If you’re pro more governmental regulations in regard to food production, I HIGHLY recommend you read this book, just for an insiders look on what really happens at all levels, through the eyes of a farmer. Seriously. Stellar. (And funny.)
4. If It’s Worth Doing, It’s Worth Doing Wrong
What’s stopping you from learning how to can, or from growing your first tomato plant, or from experimenting with cooking fresh foods in new ways? Or, even, what’s stopping you from meeting and getting to know your local farmers?
Is it … by chance … a fear of the unknown? A fear of failure? A hesitancy to get dirty and mess something up?
The ONLY way you’ll ever learn, ever get anywhere in taking control of the most important aspect of your life (your health), is by being brave enough to make some mistakes in the beginning.
Ditch the excuses, get dirty, and learn something new!
5. Expect a Fight For Your Food – And Expect It Soon
This was one of the last points Joel Salatin made in his talk, and it’s worth noting for future reference – for when you begin noticing more and more headlines about the “dangers” of buying food from small, local farms.
As these farms start taking more market share from the big guys, the goliaths WILL put up a fight. They may do it with new “studies” in the news, or by lobbying for stricter and more choking regulatory standards, or even through their close ties to governmental regulatory agencies (like the raid on the California raw food store, remember that?)
Be prepared to stand up for your rights to access the food you choose to consume, and consider this point whenever a new headline regarding food production or consumption crosses your path.
In short: Stay vigilant, and stay healthy.
I thought you guys might like to know more after all this, so here are a few places you’ll probably want to visit:
- Localharvest.org – where you can find local farmers, CSAs, and farmer’s markets, no matter where you are in the United States
- Joel Salatin’s article on Grist in response to a New York Times article denouncing the “myth of sustainable meat” – I fortuitously read this article the day before I saw Joel speak, and it got me really pumped. Dude knows what he’s talking about.

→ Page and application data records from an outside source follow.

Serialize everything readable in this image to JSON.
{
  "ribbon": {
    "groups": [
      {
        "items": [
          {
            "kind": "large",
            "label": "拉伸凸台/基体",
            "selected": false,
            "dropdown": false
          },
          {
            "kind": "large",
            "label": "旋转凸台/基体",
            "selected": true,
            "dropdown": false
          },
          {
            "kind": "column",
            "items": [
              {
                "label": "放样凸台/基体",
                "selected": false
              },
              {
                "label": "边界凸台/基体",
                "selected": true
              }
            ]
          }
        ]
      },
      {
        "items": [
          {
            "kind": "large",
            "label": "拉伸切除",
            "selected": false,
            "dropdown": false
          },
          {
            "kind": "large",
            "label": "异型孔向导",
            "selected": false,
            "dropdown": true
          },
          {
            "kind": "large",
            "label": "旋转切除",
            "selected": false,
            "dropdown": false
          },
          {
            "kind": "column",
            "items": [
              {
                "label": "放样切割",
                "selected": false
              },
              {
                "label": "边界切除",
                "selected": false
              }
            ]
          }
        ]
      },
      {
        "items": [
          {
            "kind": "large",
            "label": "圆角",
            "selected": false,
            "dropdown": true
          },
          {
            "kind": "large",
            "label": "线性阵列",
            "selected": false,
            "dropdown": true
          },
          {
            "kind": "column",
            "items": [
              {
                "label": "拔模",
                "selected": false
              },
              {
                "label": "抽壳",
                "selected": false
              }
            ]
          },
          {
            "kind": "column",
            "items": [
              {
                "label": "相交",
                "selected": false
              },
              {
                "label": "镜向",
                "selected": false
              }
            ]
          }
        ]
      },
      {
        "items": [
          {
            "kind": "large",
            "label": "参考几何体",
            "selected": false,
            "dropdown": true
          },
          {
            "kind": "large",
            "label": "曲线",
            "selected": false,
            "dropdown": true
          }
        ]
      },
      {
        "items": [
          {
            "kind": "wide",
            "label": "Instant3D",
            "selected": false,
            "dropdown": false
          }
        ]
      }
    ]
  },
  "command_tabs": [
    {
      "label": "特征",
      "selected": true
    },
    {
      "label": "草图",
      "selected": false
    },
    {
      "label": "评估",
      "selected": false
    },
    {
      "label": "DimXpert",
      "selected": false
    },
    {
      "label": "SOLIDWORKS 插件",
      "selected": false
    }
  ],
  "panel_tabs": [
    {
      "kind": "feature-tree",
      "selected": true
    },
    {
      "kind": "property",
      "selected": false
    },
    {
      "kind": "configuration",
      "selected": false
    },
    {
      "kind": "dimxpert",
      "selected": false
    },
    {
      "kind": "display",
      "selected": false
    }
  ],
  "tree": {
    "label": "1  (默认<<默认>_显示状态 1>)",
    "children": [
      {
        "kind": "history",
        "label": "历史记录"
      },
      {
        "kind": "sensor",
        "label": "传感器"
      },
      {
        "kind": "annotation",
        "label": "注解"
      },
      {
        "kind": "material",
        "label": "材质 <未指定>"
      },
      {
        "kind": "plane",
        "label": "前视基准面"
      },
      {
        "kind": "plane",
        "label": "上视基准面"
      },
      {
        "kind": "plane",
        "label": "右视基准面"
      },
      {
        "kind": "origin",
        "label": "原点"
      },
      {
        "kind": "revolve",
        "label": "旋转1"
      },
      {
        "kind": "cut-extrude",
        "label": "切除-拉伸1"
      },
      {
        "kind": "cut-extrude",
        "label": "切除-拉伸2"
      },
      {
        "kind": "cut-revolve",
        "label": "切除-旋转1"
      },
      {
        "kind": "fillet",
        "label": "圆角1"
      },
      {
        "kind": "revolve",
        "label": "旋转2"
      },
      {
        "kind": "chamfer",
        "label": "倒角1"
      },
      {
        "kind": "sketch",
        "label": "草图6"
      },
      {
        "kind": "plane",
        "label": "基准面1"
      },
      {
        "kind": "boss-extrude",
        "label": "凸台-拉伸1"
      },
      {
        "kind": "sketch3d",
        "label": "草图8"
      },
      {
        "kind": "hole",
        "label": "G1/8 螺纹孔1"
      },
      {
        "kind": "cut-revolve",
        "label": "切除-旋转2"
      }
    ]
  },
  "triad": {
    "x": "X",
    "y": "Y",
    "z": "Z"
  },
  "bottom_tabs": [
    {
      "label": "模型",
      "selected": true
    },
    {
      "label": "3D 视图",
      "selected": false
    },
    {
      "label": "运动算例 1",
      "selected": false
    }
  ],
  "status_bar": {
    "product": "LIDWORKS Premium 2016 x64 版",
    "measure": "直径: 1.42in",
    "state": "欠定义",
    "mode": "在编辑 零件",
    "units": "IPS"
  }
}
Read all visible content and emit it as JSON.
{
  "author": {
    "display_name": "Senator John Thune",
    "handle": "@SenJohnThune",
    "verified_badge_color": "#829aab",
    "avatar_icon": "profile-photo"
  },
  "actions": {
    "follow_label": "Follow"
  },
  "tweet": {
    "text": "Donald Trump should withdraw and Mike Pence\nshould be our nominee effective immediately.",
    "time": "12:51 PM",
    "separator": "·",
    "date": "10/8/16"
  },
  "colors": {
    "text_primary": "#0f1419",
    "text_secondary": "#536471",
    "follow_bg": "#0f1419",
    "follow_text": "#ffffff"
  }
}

- Heal Thyself on Facebook – I HIGHLY recommend following this group. Not a day goes by without inspiring information about eating locally, healing yourself with foods, and more.
- Polyface Farms – Joel Salatin’s farming operation, where you can read about what he does and a little about what he believes.
- Food Inc website (Take Part) – Even though you saw the movie, did you know this site is FULL of ever-expanding information on the food system and how to make more conscious eating choices? Love it.
- Joel Salatin’s Author Page on Amazon – He really advocated reading his newest book, Folks, This Ain’t Normal, when I chatted with him as a starting point for understanding where we’re at in our food system and how to be a little more close to the food we do consume. But there’s also a book on starting your own farm. Get to it! I want to eat your veggies!